● Exercise instructions: Every line of the data must be copied exactly.

● Data provided:
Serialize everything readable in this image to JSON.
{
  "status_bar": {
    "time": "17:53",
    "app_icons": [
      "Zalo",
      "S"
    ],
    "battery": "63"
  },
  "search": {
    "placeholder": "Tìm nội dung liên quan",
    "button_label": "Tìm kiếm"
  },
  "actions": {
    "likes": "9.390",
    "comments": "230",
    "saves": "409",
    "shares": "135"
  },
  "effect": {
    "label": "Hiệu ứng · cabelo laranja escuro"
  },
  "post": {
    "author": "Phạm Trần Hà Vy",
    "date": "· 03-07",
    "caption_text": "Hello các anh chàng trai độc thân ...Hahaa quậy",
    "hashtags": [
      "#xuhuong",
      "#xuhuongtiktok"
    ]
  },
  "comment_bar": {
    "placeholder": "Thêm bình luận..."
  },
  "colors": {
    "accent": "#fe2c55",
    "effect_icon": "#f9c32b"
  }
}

● Solution to the exercise:
Serialize everything readable in this image to JSON.
{
  "status_bar": {
    "time": "17:53",
    "app_icons": [
      "Zalo",
      "S"
    ],
    "battery": "63"
  },
  "search": {
    "placeholder": "Tìm nội dung liên quan",
    "button_label": "Tìm kiếm"
  },
  "actions": {
    "likes": "9.390",
    "comments": "230",
    "saves": "409",
    "shares": "135"
  },
  "effect": {
    "label": "Hiệu ứng · cabelo laranja escuro"
  },
  "post": {
    "author": "Phạm Trần Hà Vy",
    "date": "· 03-07",
    "caption_text": "Hello các anh chàng trai độc thân ...Hahaa quậy",
    "hashtags": [
      "#xuhuong",
      "#xuhuongtiktok"
    ]
  },
  "comment_bar": {
    "placeholder": "Thêm bình luận..."
  },
  "colors": {
    "accent": "#fe2c55",
    "effect_icon": "#f9c32b"
  }
}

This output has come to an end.